§ DATA RECORDS
++++

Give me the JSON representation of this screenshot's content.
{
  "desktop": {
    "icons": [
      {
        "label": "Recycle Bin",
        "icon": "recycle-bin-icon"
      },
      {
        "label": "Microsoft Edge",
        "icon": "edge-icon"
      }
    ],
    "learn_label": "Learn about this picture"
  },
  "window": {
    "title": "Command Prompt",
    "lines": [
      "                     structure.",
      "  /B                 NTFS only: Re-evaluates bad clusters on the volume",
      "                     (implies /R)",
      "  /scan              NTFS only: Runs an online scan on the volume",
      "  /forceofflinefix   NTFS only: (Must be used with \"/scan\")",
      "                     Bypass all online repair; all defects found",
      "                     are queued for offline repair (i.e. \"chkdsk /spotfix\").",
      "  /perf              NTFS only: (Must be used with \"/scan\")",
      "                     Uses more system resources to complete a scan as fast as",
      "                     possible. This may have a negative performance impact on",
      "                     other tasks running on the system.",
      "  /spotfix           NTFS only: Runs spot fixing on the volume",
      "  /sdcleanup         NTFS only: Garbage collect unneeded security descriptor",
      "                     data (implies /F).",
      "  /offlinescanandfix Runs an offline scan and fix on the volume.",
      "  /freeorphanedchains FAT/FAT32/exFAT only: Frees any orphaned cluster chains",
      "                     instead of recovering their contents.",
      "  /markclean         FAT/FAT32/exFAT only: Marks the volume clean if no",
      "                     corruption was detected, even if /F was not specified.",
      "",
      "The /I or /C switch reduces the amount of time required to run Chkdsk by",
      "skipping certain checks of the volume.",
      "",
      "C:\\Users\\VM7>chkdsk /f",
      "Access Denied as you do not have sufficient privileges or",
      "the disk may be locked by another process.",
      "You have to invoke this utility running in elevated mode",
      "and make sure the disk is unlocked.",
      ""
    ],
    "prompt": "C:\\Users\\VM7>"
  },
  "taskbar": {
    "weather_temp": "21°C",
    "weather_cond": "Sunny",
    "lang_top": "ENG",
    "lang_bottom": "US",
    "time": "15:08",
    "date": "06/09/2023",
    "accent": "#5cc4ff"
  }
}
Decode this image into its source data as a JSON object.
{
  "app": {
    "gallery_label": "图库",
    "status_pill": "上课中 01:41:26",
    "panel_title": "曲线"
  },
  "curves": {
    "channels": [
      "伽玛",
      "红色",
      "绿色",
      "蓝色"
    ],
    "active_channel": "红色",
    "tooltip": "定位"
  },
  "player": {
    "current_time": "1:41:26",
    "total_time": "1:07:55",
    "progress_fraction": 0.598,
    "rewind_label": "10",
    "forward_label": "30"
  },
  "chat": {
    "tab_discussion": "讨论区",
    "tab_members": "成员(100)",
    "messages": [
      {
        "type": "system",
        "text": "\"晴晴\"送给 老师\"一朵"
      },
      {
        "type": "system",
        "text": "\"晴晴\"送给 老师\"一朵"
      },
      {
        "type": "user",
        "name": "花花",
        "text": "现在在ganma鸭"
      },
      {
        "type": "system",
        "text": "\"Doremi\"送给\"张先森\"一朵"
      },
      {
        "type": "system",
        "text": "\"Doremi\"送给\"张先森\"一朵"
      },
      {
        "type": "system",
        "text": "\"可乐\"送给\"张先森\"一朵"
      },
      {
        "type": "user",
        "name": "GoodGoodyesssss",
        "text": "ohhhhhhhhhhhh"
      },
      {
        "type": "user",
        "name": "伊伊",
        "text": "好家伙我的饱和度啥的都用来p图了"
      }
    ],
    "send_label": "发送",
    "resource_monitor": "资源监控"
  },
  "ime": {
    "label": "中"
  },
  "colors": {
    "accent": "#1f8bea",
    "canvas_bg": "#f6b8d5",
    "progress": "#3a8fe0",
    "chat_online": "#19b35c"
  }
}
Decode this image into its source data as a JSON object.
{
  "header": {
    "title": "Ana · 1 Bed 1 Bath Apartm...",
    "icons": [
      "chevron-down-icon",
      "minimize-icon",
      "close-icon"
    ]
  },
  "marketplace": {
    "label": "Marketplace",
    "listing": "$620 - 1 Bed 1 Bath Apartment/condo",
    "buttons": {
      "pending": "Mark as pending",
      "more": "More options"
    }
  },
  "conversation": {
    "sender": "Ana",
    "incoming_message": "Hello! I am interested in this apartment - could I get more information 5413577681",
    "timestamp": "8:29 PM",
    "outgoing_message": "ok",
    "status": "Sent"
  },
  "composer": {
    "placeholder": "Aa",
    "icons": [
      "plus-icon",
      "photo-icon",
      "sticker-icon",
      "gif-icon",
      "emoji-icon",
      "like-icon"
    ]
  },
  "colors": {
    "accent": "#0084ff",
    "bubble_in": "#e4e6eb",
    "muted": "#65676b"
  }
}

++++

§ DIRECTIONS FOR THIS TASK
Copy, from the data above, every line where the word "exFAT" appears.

§ TASK RESULT
      "  /freeorphanedchains FAT/FAT32/exFAT only: Frees any orphaned cluster chains",
      "  /markclean         FAT/FAT32/exFAT only: Marks the volume clean if no",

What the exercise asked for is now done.